+++ Exercise inputs +++

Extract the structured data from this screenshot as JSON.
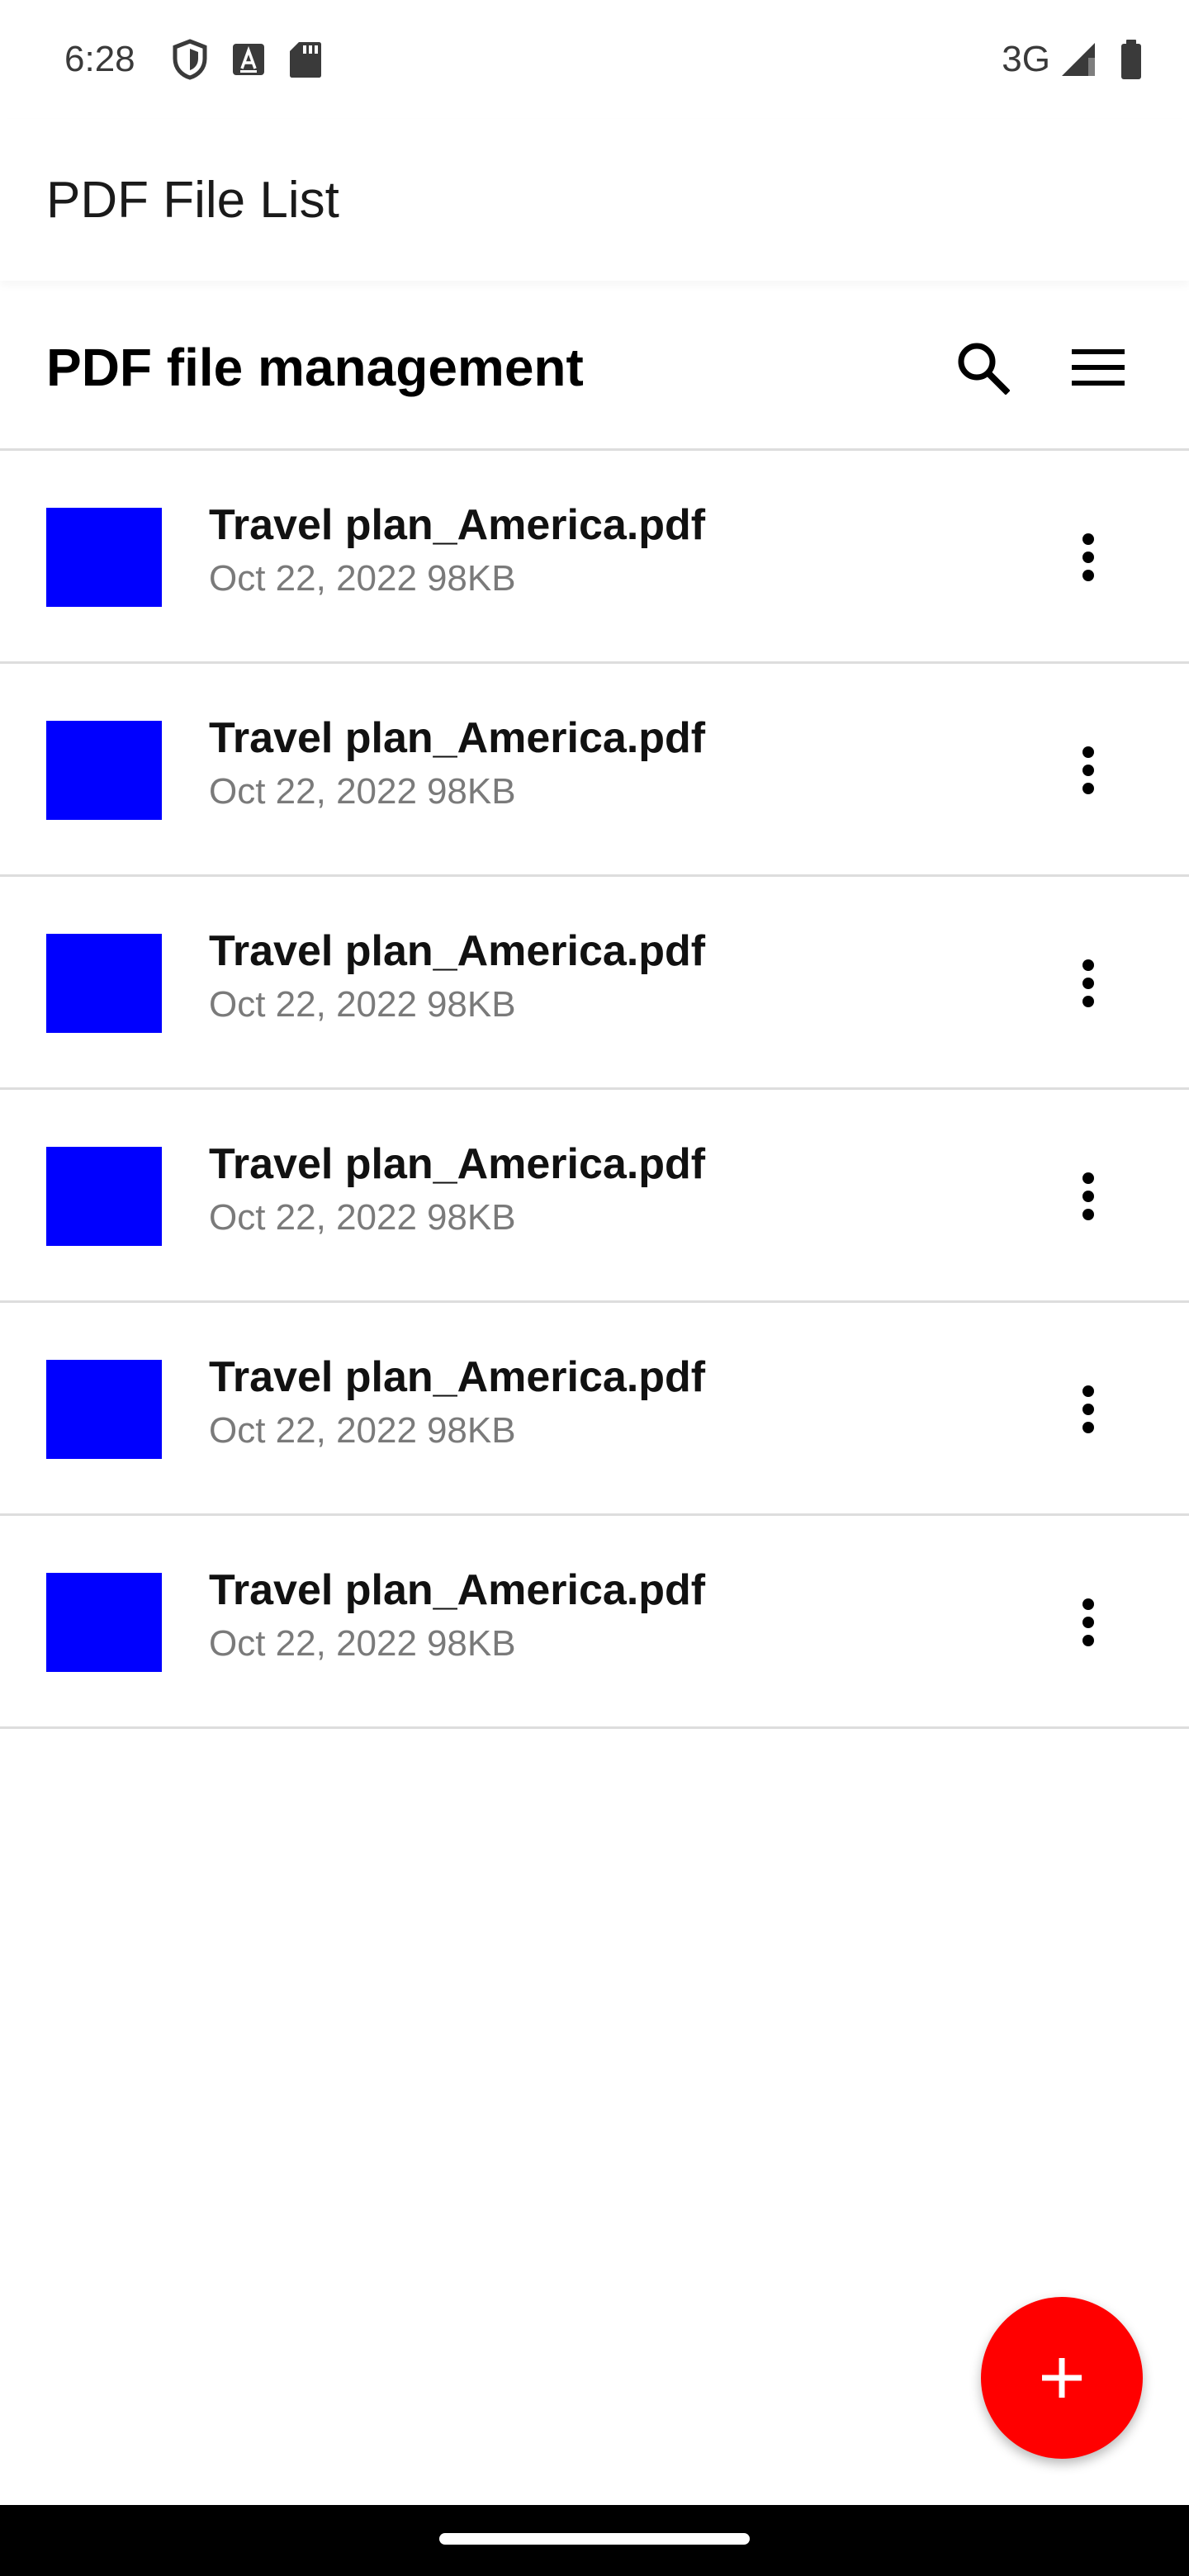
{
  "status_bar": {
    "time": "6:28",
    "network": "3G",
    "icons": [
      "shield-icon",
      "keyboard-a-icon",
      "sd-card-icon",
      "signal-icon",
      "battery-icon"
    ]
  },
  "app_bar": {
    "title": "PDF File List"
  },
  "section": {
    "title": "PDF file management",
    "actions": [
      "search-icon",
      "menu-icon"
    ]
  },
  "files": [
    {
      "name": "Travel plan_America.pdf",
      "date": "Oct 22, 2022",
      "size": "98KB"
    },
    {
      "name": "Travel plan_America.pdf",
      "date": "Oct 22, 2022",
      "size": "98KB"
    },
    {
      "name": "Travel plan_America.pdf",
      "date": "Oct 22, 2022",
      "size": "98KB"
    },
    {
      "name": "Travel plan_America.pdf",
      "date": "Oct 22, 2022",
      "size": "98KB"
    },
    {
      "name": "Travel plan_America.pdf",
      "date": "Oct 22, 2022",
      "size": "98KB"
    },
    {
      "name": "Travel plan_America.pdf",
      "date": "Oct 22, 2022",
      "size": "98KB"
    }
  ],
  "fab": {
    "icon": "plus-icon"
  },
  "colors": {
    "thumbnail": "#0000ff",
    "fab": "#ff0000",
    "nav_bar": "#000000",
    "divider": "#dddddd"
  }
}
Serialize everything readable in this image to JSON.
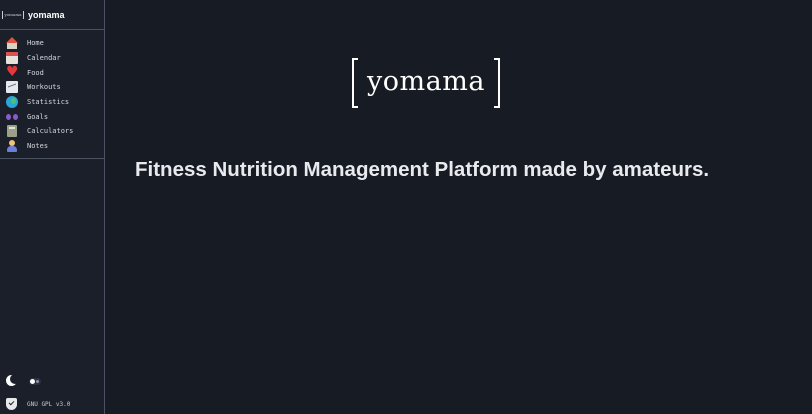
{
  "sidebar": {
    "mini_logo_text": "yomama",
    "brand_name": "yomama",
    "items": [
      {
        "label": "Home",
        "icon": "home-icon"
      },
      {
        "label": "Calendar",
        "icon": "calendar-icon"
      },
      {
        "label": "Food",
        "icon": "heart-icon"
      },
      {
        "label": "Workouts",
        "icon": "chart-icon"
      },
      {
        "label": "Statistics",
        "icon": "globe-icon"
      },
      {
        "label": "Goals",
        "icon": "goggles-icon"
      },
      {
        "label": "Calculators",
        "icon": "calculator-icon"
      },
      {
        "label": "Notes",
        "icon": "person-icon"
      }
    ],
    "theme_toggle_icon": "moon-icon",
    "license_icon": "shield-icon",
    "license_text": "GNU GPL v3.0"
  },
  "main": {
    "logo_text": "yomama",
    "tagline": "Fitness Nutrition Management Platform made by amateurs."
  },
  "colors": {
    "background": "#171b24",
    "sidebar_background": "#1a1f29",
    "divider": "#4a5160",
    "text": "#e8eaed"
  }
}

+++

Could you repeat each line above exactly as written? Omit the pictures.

§ Your solution
Extract the structured data from this screenshot as JSON.
{
  "status_bar": {
    "time": "6:28",
    "network": "3G",
    "icons": [
      "shield-icon",
      "keyboard-a-icon",
      "sd-card-icon",
      "signal-icon",
      "battery-icon"
    ]
  },
  "app_bar": {
    "title": "PDF File List"
  },
  "section": {
    "title": "PDF file management",
    "actions": [
      "search-icon",
      "menu-icon"
    ]
  },
  "files": [
    {
      "name": "Travel plan_America.pdf",
      "date": "Oct 22, 2022",
      "size": "98KB"
    },
    {
      "name": "Travel plan_America.pdf",
      "date": "Oct 22, 2022",
      "size": "98KB"
    },
    {
      "name": "Travel plan_America.pdf",
      "date": "Oct 22, 2022",
      "size": "98KB"
    },
    {
      "name": "Travel plan_America.pdf",
      "date": "Oct 22, 2022",
      "size": "98KB"
    },
    {
      "name": "Travel plan_America.pdf",
      "date": "Oct 22, 2022",
      "size": "98KB"
    },
    {
      "name": "Travel plan_America.pdf",
      "date": "Oct 22, 2022",
      "size": "98KB"
    }
  ],
  "fab": {
    "icon": "plus-icon"
  },
  "colors": {
    "thumbnail": "#0000ff",
    "fab": "#ff0000",
    "nav_bar": "#000000",
    "divider": "#dddddd"
  }
}
Serialize everything readable in this image to JSON.
{
  "sidebar": {
    "mini_logo_text": "yomama",
    "brand_name": "yomama",
    "items": [
      {
        "label": "Home",
        "icon": "home-icon"
      },
      {
        "label": "Calendar",
        "icon": "calendar-icon"
      },
      {
        "label": "Food",
        "icon": "heart-icon"
      },
      {
        "label": "Workouts",
        "icon": "chart-icon"
      },
      {
        "label": "Statistics",
        "icon": "globe-icon"
      },
      {
        "label": "Goals",
        "icon": "goggles-icon"
      },
      {
        "label": "Calculators",
        "icon": "calculator-icon"
      },
      {
        "label": "Notes",
        "icon": "person-icon"
      }
    ],
    "theme_toggle_icon": "moon-icon",
    "license_icon": "shield-icon",
    "license_text": "GNU GPL v3.0"
  },
  "main": {
    "logo_text": "yomama",
    "tagline": "Fitness Nutrition Management Platform made by amateurs."
  },
  "colors": {
    "background": "#171b24",
    "sidebar_background": "#1a1f29",
    "divider": "#4a5160",
    "text": "#e8eaed"
  }
}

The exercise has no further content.